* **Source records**
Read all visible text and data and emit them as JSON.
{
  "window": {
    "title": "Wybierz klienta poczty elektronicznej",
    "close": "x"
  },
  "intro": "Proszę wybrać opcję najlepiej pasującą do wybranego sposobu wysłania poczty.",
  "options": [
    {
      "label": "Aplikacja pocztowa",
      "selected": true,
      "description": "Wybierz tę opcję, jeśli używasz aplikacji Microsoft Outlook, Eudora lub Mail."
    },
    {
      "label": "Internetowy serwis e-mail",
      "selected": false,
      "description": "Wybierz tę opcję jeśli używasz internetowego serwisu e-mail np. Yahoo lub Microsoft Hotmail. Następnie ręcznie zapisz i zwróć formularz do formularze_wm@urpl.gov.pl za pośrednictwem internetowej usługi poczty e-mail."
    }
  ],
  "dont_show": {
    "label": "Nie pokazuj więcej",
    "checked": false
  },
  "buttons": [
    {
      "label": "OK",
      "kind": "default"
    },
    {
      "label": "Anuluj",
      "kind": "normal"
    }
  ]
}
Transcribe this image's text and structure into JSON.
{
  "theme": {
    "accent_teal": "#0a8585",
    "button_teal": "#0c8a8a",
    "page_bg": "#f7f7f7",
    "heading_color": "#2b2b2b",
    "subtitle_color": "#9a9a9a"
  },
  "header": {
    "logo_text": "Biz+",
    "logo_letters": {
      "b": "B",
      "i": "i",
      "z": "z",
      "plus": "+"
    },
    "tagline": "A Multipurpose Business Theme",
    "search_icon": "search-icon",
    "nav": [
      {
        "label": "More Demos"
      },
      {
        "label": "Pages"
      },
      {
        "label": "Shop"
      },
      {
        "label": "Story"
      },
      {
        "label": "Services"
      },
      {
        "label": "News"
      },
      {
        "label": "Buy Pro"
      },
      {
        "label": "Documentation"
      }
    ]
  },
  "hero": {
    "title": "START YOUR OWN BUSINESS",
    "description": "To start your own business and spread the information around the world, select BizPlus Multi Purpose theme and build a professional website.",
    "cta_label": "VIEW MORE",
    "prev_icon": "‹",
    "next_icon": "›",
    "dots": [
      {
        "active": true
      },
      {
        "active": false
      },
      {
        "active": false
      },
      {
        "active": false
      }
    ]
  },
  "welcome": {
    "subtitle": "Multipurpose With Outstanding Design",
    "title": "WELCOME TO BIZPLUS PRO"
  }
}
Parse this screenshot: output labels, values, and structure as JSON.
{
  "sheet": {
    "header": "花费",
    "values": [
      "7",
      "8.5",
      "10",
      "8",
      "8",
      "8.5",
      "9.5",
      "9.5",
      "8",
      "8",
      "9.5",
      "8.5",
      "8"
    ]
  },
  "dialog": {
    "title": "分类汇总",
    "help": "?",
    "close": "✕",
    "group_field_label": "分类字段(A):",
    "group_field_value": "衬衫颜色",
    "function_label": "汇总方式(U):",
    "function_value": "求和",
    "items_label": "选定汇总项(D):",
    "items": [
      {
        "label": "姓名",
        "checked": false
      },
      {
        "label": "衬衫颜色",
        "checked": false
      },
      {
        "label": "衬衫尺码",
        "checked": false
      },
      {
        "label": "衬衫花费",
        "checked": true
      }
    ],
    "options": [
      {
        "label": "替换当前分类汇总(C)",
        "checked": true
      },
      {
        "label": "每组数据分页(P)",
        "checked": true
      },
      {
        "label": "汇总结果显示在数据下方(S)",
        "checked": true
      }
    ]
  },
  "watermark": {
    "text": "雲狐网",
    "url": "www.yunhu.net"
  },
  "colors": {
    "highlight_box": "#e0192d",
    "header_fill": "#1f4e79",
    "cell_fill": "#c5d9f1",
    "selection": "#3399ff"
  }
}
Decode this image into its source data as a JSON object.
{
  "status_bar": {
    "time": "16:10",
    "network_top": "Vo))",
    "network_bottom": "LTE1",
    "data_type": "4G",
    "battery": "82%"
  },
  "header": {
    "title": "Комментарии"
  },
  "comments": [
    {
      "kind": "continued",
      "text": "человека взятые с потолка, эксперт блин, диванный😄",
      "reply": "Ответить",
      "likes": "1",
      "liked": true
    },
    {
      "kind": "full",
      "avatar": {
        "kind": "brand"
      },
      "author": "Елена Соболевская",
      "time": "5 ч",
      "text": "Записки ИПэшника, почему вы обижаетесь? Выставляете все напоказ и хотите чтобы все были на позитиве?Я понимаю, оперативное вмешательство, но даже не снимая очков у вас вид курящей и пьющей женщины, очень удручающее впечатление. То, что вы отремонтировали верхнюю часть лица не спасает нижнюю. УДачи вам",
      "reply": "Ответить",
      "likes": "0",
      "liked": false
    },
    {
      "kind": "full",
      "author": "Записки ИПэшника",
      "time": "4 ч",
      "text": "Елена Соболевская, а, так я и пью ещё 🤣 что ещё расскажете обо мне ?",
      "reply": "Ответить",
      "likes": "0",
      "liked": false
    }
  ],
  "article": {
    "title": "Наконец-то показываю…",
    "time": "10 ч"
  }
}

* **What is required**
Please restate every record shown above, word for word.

* **Your response**
Read all visible text and data and emit them as JSON.
{
  "window": {
    "title": "Wybierz klienta poczty elektronicznej",
    "close": "x"
  },
  "intro": "Proszę wybrać opcję najlepiej pasującą do wybranego sposobu wysłania poczty.",
  "options": [
    {
      "label": "Aplikacja pocztowa",
      "selected": true,
      "description": "Wybierz tę opcję, jeśli używasz aplikacji Microsoft Outlook, Eudora lub Mail."
    },
    {
      "label": "Internetowy serwis e-mail",
      "selected": false,
      "description": "Wybierz tę opcję jeśli używasz internetowego serwisu e-mail np. Yahoo lub Microsoft Hotmail. Następnie ręcznie zapisz i zwróć formularz do formularze_wm@urpl.gov.pl za pośrednictwem internetowej usługi poczty e-mail."
    }
  ],
  "dont_show": {
    "label": "Nie pokazuj więcej",
    "checked": false
  },
  "buttons": [
    {
      "label": "OK",
      "kind": "default"
    },
    {
      "label": "Anuluj",
      "kind": "normal"
    }
  ]
}
Transcribe this image's text and structure into JSON.
{
  "theme": {
    "accent_teal": "#0a8585",
    "button_teal": "#0c8a8a",
    "page_bg": "#f7f7f7",
    "heading_color": "#2b2b2b",
    "subtitle_color": "#9a9a9a"
  },
  "header": {
    "logo_text": "Biz+",
    "logo_letters": {
      "b": "B",
      "i": "i",
      "z": "z",
      "plus": "+"
    },
    "tagline": "A Multipurpose Business Theme",
    "search_icon": "search-icon",
    "nav": [
      {
        "label": "More Demos"
      },
      {
        "label": "Pages"
      },
      {
        "label": "Shop"
      },
      {
        "label": "Story"
      },
      {
        "label": "Services"
      },
      {
        "label": "News"
      },
      {
        "label": "Buy Pro"
      },
      {
        "label": "Documentation"
      }
    ]
  },
  "hero": {
    "title": "START YOUR OWN BUSINESS",
    "description": "To start your own business and spread the information around the world, select BizPlus Multi Purpose theme and build a professional website.",
    "cta_label": "VIEW MORE",
    "prev_icon": "‹",
    "next_icon": "›",
    "dots": [
      {
        "active": true
      },
      {
        "active": false
      },
      {
        "active": false
      },
      {
        "active": false
      }
    ]
  },
  "welcome": {
    "subtitle": "Multipurpose With Outstanding Design",
    "title": "WELCOME TO BIZPLUS PRO"
  }
}
Parse this screenshot: output labels, values, and structure as JSON.
{
  "sheet": {
    "header": "花费",
    "values": [
      "7",
      "8.5",
      "10",
      "8",
      "8",
      "8.5",
      "9.5",
      "9.5",
      "8",
      "8",
      "9.5",
      "8.5",
      "8"
    ]
  },
  "dialog": {
    "title": "分类汇总",
    "help": "?",
    "close": "✕",
    "group_field_label": "分类字段(A):",
    "group_field_value": "衬衫颜色",
    "function_label": "汇总方式(U):",
    "function_value": "求和",
    "items_label": "选定汇总项(D):",
    "items": [
      {
        "label": "姓名",
        "checked": false
      },
      {
        "label": "衬衫颜色",
        "checked": false
      },
      {
        "label": "衬衫尺码",
        "checked": false
      },
      {
        "label": "衬衫花费",
        "checked": true
      }
    ],
    "options": [
      {
        "label": "替换当前分类汇总(C)",
        "checked": true
      },
      {
        "label": "每组数据分页(P)",
        "checked": true
      },
      {
        "label": "汇总结果显示在数据下方(S)",
        "checked": true
      }
    ]
  },
  "watermark": {
    "text": "雲狐网",
    "url": "www.yunhu.net"
  },
  "colors": {
    "highlight_box": "#e0192d",
    "header_fill": "#1f4e79",
    "cell_fill": "#c5d9f1",
    "selection": "#3399ff"
  }
}
Decode this image into its source data as a JSON object.
{
  "status_bar": {
    "time": "16:10",
    "network_top": "Vo))",
    "network_bottom": "LTE1",
    "data_type": "4G",
    "battery": "82%"
  },
  "header": {
    "title": "Комментарии"
  },
  "comments": [
    {
      "kind": "continued",
      "text": "человека взятые с потолка, эксперт блин, диванный😄",
      "reply": "Ответить",
      "likes": "1",
      "liked": true
    },
    {
      "kind": "full",
      "avatar": {
        "kind": "brand"
      },
      "author": "Елена Соболевская",
      "time": "5 ч",
      "text": "Записки ИПэшника, почему вы обижаетесь? Выставляете все напоказ и хотите чтобы все были на позитиве?Я понимаю, оперативное вмешательство, но даже не снимая очков у вас вид курящей и пьющей женщины, очень удручающее впечатление. То, что вы отремонтировали верхнюю часть лица не спасает нижнюю. УДачи вам",
      "reply": "Ответить",
      "likes": "0",
      "liked": false
    },
    {
      "kind": "full",
      "author": "Записки ИПэшника",
      "time": "4 ч",
      "text": "Елена Соболевская, а, так я и пью ещё 🤣 что ещё расскажете обо мне ?",
      "reply": "Ответить",
      "likes": "0",
      "liked": false
    }
  ],
  "article": {
    "title": "Наконец-то показываю…",
    "time": "10 ч"
  }
}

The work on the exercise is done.